[Page and application data records]

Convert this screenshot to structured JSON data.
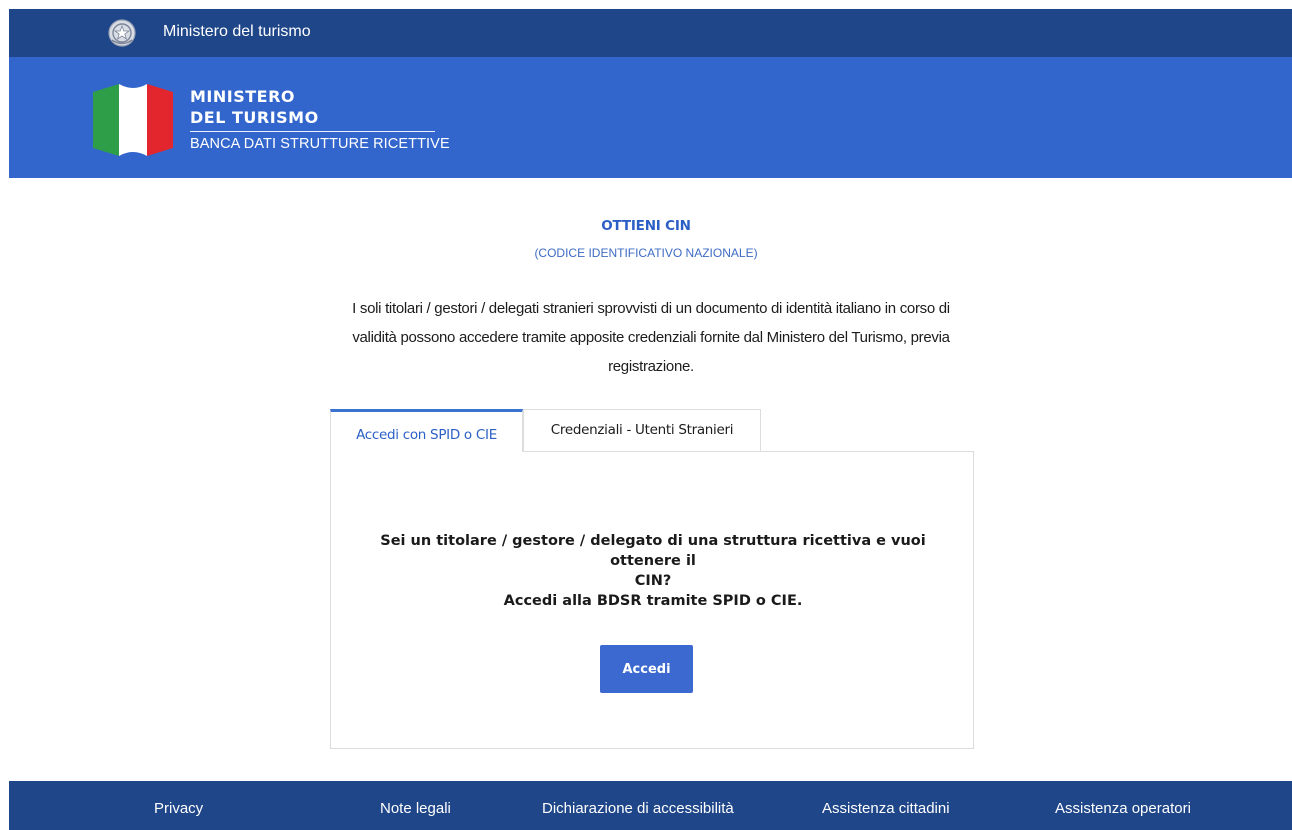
{
  "top_bar": {
    "title": "Ministero del turismo",
    "emblem_icon": "italian-republic-emblem-icon"
  },
  "header": {
    "brand_line1": "MINISTERO",
    "brand_line2": "DEL TURISMO",
    "brand_subtitle": "BANCA DATI STRUTTURE RICETTIVE",
    "flag_icon": "italian-flag-icon",
    "colors": {
      "primary": "#3366cc",
      "dark": "#1f4689",
      "green": "#2e9e48",
      "red": "#e3262d"
    }
  },
  "main": {
    "title": "OTTIENI CIN",
    "subtitle": "(CODICE IDENTIFICATIVO NAZIONALE)",
    "intro_line1": "I soli titolari / gestori / delegati stranieri sprovvisti di un documento di identità italiano in corso di",
    "intro_line2": "validità possono accedere tramite apposite credenziali fornite dal Ministero del Turismo, previa",
    "intro_line3": "registrazione.",
    "tabs": [
      {
        "label": "Accedi con SPID o CIE",
        "active": true
      },
      {
        "label": "Credenziali - Utenti Stranieri",
        "active": false
      }
    ],
    "panel": {
      "message_line1": "Sei un titolare / gestore / delegato di una struttura ricettiva e vuoi ottenere il",
      "message_line2": "CIN?",
      "message_line3": "Accedi alla BDSR tramite SPID o CIE.",
      "button_label": "Accedi"
    }
  },
  "footer": {
    "links": [
      "Privacy",
      "Note legali",
      "Dichiarazione di accessibilità",
      "Assistenza cittadini",
      "Assistenza operatori"
    ]
  }
}
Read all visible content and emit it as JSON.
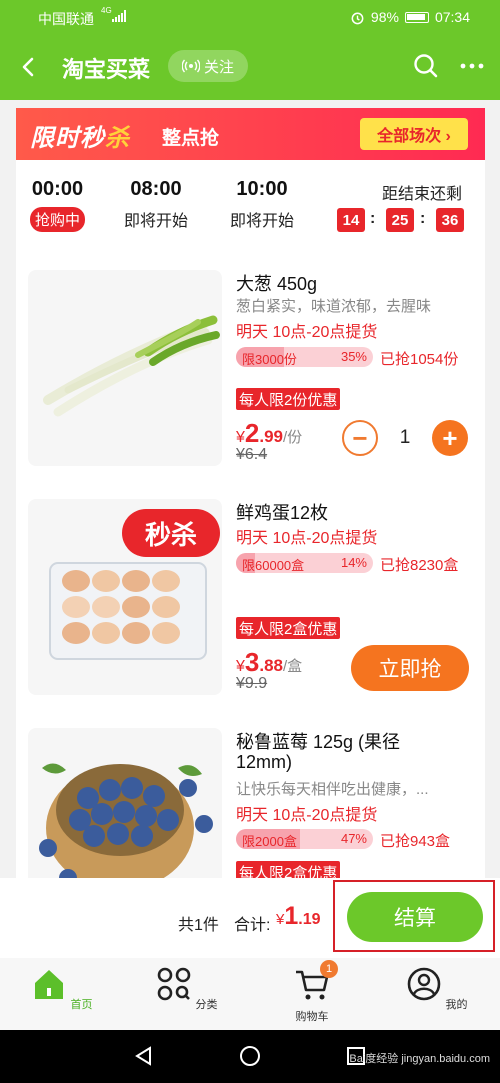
{
  "status": {
    "carrier": "中国联通",
    "net": "4G",
    "battery": "98%",
    "time": "07:34"
  },
  "header": {
    "title": "淘宝买菜",
    "follow_label": "关注"
  },
  "banner": {
    "logo_a": "限时秒",
    "logo_b": "杀",
    "subtitle": "整点抢",
    "all_sessions": "全部场次 ›"
  },
  "slots": [
    {
      "time": "00:00",
      "state": "抢购中"
    },
    {
      "time": "08:00",
      "state": "即将开始"
    },
    {
      "time": "10:00",
      "state": "即将开始"
    }
  ],
  "countdown": {
    "label": "距结束还剩",
    "h": "14",
    "m": "25",
    "s": "36"
  },
  "products": [
    {
      "name": "大葱 450g",
      "desc": "葱白紧实，味道浓郁，去腥味",
      "pickup": "明天 10点-20点提货",
      "limit_text": "限3000份",
      "limit_pct": "35%",
      "limit_fraction": 0.35,
      "sold": "已抢1054份",
      "promo": "每人限2份优惠",
      "price_cur": "¥",
      "price_int": "2",
      "price_dec": ".99",
      "price_unit": "/份",
      "orig_price": "¥6.4",
      "qty": "1"
    },
    {
      "name": "鲜鸡蛋12枚",
      "tag": "秒杀",
      "pickup": "明天 10点-20点提货",
      "limit_text": "限60000盒",
      "limit_pct": "14%",
      "limit_fraction": 0.14,
      "sold": "已抢8230盒",
      "promo": "每人限2盒优惠",
      "price_cur": "¥",
      "price_int": "3",
      "price_dec": ".88",
      "price_unit": "/盒",
      "orig_price": "¥9.9",
      "buy_label": "立即抢"
    },
    {
      "name": "秘鲁蓝莓 125g (果径",
      "name2": "12mm)",
      "desc": "让快乐每天相伴吃出健康，...",
      "pickup": "明天 10点-20点提货",
      "limit_text": "限2000盒",
      "limit_pct": "47%",
      "limit_fraction": 0.47,
      "sold": "已抢943盒",
      "promo": "每人限2盒优惠"
    }
  ],
  "checkout": {
    "count": "共1件",
    "total_label": "合计:",
    "cur": "¥",
    "int": "1",
    "dec": ".19",
    "button": "结算"
  },
  "tabs": [
    {
      "label": "首页",
      "icon": "home-icon"
    },
    {
      "label": "分类",
      "icon": "category-icon"
    },
    {
      "label": "购物车",
      "icon": "cart-icon",
      "badge": "1"
    },
    {
      "label": "我的",
      "icon": "profile-icon"
    }
  ],
  "watermark": "Bai度经验 jingyan.baidu.com",
  "colors": {
    "brand_green": "#6cc82a",
    "accent_red": "#e8262b",
    "accent_orange": "#f5741f"
  }
}
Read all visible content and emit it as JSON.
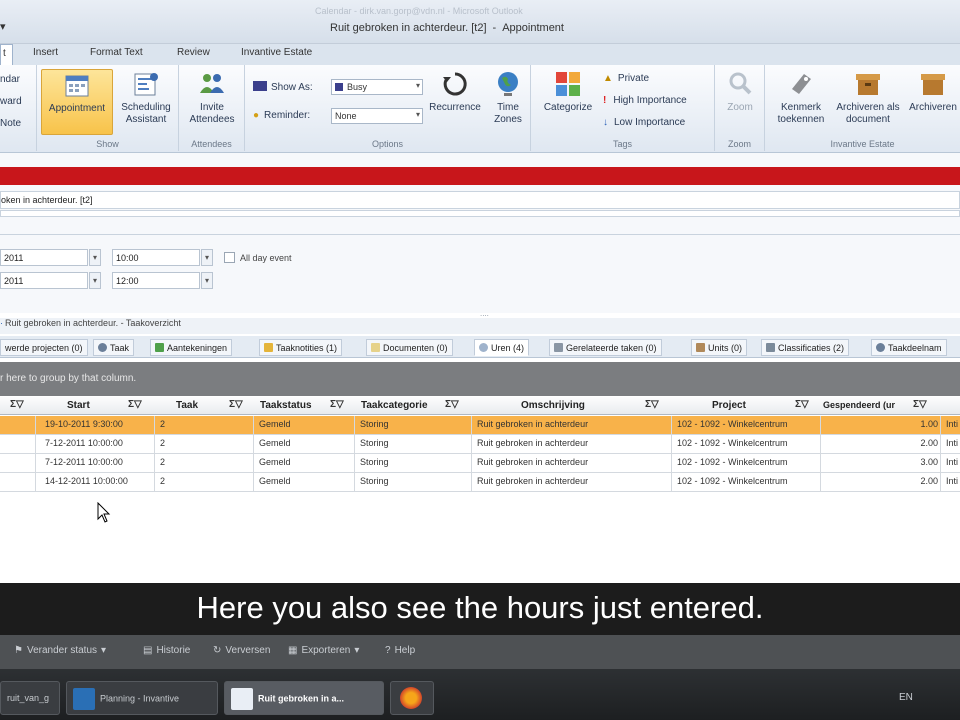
{
  "window": {
    "ghost_title": "Calendar - dirk.van.gorp@vdn.nl - Microsoft Outlook",
    "qat_glyph": "▾",
    "title": "Ruit gebroken in achterdeur. [t2]",
    "app_name": "Appointment",
    "title_sep": "-"
  },
  "ribbon_tabs": [
    "t",
    "Insert",
    "Format Text",
    "Review",
    "Invantive Estate"
  ],
  "ribbon": {
    "left_items": [
      "ndar",
      "ward",
      "Note"
    ],
    "show": {
      "label": "Show",
      "appointment": "Appointment",
      "scheduling": "Scheduling Assistant"
    },
    "attendees": {
      "label": "Attendees",
      "invite": "Invite Attendees"
    },
    "options": {
      "label": "Options",
      "show_as_label": "Show As:",
      "show_as_value": "Busy",
      "reminder_label": "Reminder:",
      "reminder_value": "None",
      "recurrence": "Recurrence",
      "time_zones": "Time Zones"
    },
    "tags": {
      "label": "Tags",
      "categorize": "Categorize",
      "private": "Private",
      "high": "High Importance",
      "low": "Low Importance"
    },
    "zoom": {
      "label": "Zoom",
      "zoom": "Zoom"
    },
    "invantive": {
      "label": "Invantive Estate",
      "kenmerk": "Kenmerk toekennen",
      "archiveren_doc": "Archiveren als document",
      "archiveren": "Archiveren"
    }
  },
  "form": {
    "subject": "oken in achterdeur. [t2]",
    "start_date": "2011",
    "start_time": "10:00",
    "end_date": "2011",
    "end_time": "12:00",
    "all_day_label": "All day event"
  },
  "panel": {
    "grip": "....",
    "title": "Ruit gebroken in achterdeur. - Taakoverzicht",
    "tabs": [
      {
        "label": "werde projecten (0)"
      },
      {
        "label": "Taak"
      },
      {
        "label": "Aantekeningen"
      },
      {
        "label": "Taaknotities (1)"
      },
      {
        "label": "Documenten (0)"
      },
      {
        "label": "Uren (4)"
      },
      {
        "label": "Gerelateerde taken (0)"
      },
      {
        "label": "Units (0)"
      },
      {
        "label": "Classificaties (2)"
      },
      {
        "label": "Taakdeelnam"
      }
    ],
    "group_hint": "r here to group by that column.",
    "columns": [
      "Start",
      "Taak",
      "Taakstatus",
      "Taakcategorie",
      "Omschrijving",
      "Project",
      "Gespendeerd (ur"
    ],
    "sigma": "Σ▽",
    "rows": [
      {
        "start": "19-10-2011 9:30:00",
        "taak": "2",
        "status": "Gemeld",
        "categorie": "Storing",
        "omschrijving": "Ruit gebroken in achterdeur",
        "project": "102 - 1092 - Winkelcentrum",
        "uren": "1.00",
        "extra": "Inti"
      },
      {
        "start": "7-12-2011 10:00:00",
        "taak": "2",
        "status": "Gemeld",
        "categorie": "Storing",
        "omschrijving": "Ruit gebroken in achterdeur",
        "project": "102 - 1092 - Winkelcentrum",
        "uren": "2.00",
        "extra": "Inti"
      },
      {
        "start": "7-12-2011 10:00:00",
        "taak": "2",
        "status": "Gemeld",
        "categorie": "Storing",
        "omschrijving": "Ruit gebroken in achterdeur",
        "project": "102 - 1092 - Winkelcentrum",
        "uren": "3.00",
        "extra": "Inti"
      },
      {
        "start": "14-12-2011 10:00:00",
        "taak": "2",
        "status": "Gemeld",
        "categorie": "Storing",
        "omschrijving": "Ruit gebroken in achterdeur",
        "project": "102 - 1092 - Winkelcentrum",
        "uren": "2.00",
        "extra": "Inti"
      }
    ]
  },
  "subtitle": "Here you also see the hours just entered.",
  "bottom_toolbar": [
    "Verander status",
    "Historie",
    "Verversen",
    "Exporteren",
    "Help"
  ],
  "taskbar": {
    "items": [
      "ruit_van_g",
      "Planning - Invantive",
      "Ruit gebroken in a..."
    ],
    "lang": "EN"
  },
  "colors": {
    "accent_red": "#c8161b",
    "selected_row": "#f8b24a",
    "ribbon_selected": "#f8c34a"
  }
}
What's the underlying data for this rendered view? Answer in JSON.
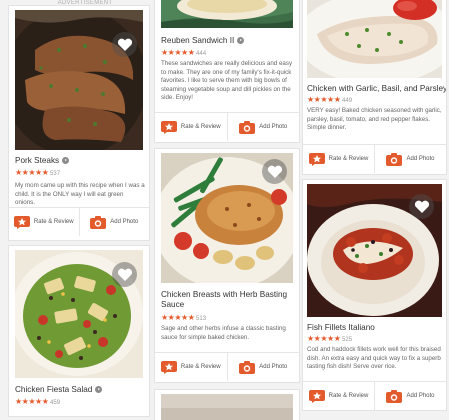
{
  "ad_label": "ADVERTISEMENT",
  "colors": {
    "accent": "#e35b2c",
    "star": "#e35b2c"
  },
  "action_labels": {
    "rate": "Rate & Review",
    "photo": "Add Photo"
  },
  "cards": {
    "pork": {
      "title": "Pork Steaks",
      "stars": "★★★★★",
      "count": "537",
      "desc": "My mom came up with this recipe when I was a child. It is the ONLY way I will eat green onions."
    },
    "fiesta": {
      "title": "Chicken Fiesta Salad",
      "stars": "★★★★★",
      "count": "459"
    },
    "reuben": {
      "title": "Reuben Sandwich II",
      "stars": "★★★★★",
      "count": "444",
      "desc": "These sandwiches are really delicious and easy to make. They are one of my family's fix-it-quick favorites. I like to serve them with big bowls of steaming vegetable soup and dill pickles on the side. Enjoy!"
    },
    "herb": {
      "title": "Chicken Breasts with Herb Basting Sauce",
      "stars": "★★★★★",
      "count": "513",
      "desc": "Sage and other herbs infuse a classic basting sauce for simple baked chicken."
    },
    "garlic": {
      "title": "Chicken with Garlic, Basil, and Parsley",
      "stars": "★★★★★",
      "count": "449",
      "desc": "VERY easy! Baked chicken seasoned with garlic, parsley, basil, tomato, and red pepper flakes. Simple dinner."
    },
    "fish": {
      "title": "Fish Fillets Italiano",
      "stars": "★★★★★",
      "count": "525",
      "desc": "Cod and haddock fillets work well for this braised dish. An extra easy and quick way to fix a superb tasting fish dish! Serve over rice."
    }
  }
}
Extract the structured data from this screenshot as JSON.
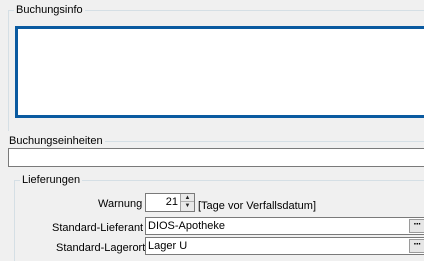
{
  "buchungsinfo": {
    "title": "Buchungsinfo",
    "value": ""
  },
  "buchungseinheiten": {
    "title": "Buchungseinheiten",
    "value": ""
  },
  "lieferungen": {
    "title": "Lieferungen",
    "warnung_label": "Warnung",
    "warnung_value": "21",
    "warnung_unit": "[Tage vor Verfallsdatum]",
    "lieferant_label": "Standard-Lieferant",
    "lieferant_value": "DIOS-Apotheke",
    "lagerort_label": "Standard-Lagerort",
    "lagerort_value": "Lager U",
    "ellipsis": "···"
  },
  "icons": {
    "spin_up": "▲",
    "spin_down": "▼"
  },
  "colors": {
    "focus_border": "#0a5aa0",
    "background": "#f0f0f0"
  }
}
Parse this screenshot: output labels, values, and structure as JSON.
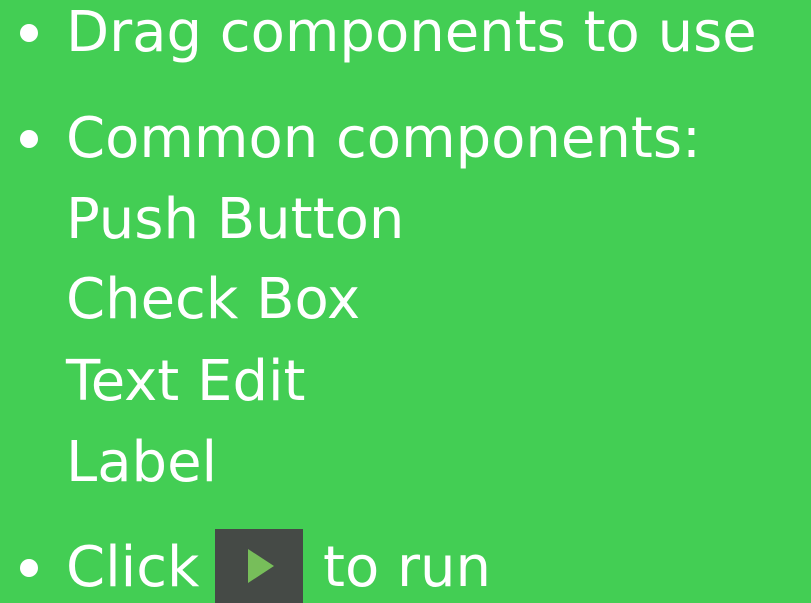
{
  "bullets": {
    "drag": "Drag components to use",
    "common_heading": "Common components:",
    "common_items": [
      "Push Button",
      "Check Box",
      "Text Edit",
      "Label"
    ],
    "run_prefix": "Click",
    "run_suffix": "to run"
  },
  "icons": {
    "run": "play-triangle-icon"
  },
  "colors": {
    "background": "#43ce54",
    "text": "#ffffff",
    "run_button_bg": "#454a46",
    "run_triangle": "#77be5a"
  }
}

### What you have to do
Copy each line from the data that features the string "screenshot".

### Solution
Convert this screenshot to structured JSON data.
Extract the structured data from this screenshot as JSON.
Parse this screenshot: output labels, values, and structure as JSON.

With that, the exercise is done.